Exercise input>
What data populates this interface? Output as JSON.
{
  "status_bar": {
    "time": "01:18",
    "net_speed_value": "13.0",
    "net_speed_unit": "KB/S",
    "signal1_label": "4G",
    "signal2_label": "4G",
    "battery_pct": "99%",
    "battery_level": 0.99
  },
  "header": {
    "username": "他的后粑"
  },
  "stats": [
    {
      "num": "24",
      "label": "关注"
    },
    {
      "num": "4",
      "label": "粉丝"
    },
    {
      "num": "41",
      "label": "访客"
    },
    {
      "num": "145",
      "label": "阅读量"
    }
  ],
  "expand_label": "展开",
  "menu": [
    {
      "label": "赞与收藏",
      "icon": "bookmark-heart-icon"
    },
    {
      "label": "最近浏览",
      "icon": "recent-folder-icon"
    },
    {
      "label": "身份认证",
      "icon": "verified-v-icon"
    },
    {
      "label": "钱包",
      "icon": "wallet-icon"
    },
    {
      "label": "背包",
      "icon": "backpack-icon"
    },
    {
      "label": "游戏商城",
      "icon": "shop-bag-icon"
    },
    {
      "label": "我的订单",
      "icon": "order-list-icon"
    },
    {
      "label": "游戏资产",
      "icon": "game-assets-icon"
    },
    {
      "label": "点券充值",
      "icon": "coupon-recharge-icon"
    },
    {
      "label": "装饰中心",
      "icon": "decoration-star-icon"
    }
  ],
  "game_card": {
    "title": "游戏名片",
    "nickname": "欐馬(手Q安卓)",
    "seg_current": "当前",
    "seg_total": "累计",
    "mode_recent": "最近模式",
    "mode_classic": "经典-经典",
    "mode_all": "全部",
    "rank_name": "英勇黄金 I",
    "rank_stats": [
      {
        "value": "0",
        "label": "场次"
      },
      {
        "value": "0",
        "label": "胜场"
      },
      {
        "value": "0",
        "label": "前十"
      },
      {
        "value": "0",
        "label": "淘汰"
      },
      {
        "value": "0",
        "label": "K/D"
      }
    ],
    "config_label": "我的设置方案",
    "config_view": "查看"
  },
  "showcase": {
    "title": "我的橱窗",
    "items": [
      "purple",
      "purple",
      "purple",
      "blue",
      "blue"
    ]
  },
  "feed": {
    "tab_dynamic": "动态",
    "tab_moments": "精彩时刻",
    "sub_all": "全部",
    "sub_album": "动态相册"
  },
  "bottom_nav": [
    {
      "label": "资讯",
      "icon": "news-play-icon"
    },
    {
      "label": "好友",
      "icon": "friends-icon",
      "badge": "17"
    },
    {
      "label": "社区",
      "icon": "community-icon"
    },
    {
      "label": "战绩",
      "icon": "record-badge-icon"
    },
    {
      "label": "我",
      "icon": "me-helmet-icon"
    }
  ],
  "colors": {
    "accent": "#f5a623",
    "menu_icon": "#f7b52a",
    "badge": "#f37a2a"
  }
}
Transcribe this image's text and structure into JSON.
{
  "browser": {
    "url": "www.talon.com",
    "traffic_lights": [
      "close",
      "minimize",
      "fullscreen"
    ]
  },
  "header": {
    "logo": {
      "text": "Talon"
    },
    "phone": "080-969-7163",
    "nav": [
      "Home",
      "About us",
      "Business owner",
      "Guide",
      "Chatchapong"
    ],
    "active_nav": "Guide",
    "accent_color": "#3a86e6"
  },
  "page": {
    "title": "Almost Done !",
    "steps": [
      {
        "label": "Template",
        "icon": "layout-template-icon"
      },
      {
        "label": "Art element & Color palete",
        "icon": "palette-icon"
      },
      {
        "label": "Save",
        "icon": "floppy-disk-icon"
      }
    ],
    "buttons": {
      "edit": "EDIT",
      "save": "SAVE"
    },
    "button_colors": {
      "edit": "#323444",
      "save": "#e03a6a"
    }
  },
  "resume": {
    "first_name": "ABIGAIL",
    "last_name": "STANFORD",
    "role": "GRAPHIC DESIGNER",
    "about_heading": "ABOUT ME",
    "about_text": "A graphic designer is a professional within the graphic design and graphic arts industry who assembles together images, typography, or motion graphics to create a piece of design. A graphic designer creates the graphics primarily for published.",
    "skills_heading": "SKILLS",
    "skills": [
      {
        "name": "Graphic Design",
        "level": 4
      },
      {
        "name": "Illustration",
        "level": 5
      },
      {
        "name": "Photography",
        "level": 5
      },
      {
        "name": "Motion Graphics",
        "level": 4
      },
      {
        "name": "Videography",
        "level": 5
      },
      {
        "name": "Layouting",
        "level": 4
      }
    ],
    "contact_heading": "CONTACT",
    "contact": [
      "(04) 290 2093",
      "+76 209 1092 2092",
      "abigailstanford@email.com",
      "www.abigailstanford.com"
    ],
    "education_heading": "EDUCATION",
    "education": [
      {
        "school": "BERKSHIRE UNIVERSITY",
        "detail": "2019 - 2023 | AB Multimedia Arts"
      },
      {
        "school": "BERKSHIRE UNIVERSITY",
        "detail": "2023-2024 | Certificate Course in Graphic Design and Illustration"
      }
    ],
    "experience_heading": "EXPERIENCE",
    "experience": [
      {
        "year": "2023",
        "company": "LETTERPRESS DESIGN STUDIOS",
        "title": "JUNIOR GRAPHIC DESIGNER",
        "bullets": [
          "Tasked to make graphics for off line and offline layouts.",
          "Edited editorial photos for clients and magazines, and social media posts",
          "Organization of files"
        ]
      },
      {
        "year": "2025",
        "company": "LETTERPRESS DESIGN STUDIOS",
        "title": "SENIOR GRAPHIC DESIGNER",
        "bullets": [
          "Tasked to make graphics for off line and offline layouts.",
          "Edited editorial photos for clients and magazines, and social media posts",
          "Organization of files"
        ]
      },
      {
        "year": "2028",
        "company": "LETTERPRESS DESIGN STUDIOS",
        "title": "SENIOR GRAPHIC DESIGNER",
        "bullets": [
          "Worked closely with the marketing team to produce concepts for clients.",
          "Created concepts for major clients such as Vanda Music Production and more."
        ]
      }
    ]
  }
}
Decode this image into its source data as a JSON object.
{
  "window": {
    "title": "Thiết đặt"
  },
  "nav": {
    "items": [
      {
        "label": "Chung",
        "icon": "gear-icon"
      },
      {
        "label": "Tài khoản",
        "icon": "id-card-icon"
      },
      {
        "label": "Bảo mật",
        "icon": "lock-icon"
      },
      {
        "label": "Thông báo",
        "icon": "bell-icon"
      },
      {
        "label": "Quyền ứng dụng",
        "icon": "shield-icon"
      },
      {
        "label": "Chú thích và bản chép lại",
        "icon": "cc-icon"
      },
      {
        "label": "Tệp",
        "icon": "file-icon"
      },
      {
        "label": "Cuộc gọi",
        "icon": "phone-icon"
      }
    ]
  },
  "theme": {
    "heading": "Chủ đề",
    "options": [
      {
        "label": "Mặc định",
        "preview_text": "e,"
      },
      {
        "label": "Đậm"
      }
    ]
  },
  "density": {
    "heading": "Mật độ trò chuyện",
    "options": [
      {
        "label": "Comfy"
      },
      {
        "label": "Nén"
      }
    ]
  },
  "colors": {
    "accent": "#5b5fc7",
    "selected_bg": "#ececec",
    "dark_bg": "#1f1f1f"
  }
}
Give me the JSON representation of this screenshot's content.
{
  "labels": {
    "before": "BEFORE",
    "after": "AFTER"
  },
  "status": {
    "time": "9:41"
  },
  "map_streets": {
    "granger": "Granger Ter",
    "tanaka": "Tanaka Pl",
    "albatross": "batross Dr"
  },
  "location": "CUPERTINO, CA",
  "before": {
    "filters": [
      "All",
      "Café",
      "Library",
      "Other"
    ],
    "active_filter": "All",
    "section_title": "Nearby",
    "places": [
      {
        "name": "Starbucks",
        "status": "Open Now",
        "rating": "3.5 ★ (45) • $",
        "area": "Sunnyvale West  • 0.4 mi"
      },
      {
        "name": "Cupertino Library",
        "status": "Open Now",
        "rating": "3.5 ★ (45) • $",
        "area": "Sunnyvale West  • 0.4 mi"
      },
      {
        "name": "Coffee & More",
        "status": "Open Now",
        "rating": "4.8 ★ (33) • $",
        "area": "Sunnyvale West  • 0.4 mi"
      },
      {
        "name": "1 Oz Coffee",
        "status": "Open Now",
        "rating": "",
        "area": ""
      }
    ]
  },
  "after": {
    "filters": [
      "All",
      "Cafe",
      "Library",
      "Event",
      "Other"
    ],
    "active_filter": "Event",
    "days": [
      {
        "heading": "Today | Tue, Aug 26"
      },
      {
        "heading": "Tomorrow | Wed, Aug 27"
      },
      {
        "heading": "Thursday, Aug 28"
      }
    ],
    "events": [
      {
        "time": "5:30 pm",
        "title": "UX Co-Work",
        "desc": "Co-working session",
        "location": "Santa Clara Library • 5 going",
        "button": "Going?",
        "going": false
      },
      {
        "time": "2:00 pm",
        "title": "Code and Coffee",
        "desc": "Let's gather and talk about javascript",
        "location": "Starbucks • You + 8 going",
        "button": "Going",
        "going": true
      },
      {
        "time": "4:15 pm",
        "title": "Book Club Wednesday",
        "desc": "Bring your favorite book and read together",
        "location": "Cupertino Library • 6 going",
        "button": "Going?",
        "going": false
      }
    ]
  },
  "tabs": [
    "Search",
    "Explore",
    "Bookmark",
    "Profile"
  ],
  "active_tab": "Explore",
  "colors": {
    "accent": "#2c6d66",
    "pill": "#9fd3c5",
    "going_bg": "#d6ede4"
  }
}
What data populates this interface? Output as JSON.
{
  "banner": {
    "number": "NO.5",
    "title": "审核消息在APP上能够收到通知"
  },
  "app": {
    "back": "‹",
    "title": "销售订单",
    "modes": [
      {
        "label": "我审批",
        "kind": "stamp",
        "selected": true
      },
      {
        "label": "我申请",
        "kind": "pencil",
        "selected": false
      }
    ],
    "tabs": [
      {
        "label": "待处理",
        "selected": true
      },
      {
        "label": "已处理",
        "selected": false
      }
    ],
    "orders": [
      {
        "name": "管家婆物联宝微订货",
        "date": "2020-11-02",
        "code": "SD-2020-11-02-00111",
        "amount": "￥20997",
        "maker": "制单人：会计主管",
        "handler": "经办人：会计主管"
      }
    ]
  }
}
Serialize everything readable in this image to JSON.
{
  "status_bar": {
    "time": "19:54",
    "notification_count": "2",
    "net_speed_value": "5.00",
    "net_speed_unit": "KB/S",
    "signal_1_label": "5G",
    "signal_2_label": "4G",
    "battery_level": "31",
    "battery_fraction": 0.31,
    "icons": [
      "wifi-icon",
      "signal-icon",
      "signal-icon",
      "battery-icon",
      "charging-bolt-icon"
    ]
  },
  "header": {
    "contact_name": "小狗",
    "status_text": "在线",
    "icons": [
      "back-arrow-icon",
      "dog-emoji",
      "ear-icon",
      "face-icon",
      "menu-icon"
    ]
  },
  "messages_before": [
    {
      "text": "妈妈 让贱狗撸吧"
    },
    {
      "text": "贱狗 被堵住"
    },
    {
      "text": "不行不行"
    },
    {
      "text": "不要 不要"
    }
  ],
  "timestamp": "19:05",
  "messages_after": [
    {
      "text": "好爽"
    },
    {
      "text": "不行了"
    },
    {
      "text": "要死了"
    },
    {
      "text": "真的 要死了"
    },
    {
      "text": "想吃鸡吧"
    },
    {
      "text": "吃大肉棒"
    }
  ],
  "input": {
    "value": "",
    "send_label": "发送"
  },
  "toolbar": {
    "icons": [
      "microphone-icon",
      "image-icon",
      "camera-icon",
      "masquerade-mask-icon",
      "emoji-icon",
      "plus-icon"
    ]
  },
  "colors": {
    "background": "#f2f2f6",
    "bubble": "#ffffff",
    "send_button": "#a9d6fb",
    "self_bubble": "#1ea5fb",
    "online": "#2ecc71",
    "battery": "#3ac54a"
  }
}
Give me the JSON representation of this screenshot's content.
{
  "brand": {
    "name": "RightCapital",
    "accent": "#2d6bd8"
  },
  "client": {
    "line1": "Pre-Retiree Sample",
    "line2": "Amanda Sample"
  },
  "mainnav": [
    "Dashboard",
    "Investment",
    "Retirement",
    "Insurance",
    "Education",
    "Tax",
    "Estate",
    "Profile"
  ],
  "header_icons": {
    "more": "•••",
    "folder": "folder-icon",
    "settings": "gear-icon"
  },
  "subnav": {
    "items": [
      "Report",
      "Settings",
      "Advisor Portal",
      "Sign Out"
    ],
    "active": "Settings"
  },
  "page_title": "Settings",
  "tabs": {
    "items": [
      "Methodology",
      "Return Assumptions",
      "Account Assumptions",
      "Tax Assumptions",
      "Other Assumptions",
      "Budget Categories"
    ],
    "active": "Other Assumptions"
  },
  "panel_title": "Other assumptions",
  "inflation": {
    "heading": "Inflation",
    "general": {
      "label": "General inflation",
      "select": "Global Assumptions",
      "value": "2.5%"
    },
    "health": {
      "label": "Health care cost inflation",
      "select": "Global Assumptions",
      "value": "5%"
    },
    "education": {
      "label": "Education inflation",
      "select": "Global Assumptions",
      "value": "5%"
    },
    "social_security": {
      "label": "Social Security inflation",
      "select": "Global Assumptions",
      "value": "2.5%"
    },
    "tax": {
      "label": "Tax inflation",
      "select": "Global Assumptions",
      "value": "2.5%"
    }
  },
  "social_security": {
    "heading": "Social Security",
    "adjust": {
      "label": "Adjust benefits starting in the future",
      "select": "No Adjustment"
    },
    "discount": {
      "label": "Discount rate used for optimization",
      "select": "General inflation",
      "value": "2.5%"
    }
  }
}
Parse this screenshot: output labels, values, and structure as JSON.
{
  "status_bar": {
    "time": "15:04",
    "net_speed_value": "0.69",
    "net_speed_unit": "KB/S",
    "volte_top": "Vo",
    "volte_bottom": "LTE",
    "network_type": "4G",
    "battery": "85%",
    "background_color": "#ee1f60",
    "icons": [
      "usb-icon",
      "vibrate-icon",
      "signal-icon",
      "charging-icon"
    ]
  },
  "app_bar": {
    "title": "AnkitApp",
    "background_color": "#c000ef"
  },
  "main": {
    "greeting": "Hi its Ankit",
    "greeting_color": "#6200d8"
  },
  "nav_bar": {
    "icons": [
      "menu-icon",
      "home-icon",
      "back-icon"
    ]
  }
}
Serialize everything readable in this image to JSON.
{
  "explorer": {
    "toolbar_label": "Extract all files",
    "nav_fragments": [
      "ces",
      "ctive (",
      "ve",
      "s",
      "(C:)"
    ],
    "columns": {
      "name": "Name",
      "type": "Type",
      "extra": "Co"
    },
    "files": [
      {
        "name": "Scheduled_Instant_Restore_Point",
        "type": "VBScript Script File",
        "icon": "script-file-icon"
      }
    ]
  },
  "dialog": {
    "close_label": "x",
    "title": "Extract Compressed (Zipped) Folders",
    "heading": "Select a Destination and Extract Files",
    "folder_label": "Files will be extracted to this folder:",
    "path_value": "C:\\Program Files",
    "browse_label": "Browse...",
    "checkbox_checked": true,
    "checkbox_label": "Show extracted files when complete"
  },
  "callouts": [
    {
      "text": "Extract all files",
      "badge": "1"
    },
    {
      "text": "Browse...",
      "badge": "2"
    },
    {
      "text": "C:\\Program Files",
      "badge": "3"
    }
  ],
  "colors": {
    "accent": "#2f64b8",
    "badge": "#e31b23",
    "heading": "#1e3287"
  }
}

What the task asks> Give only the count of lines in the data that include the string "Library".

Exercise answer> 5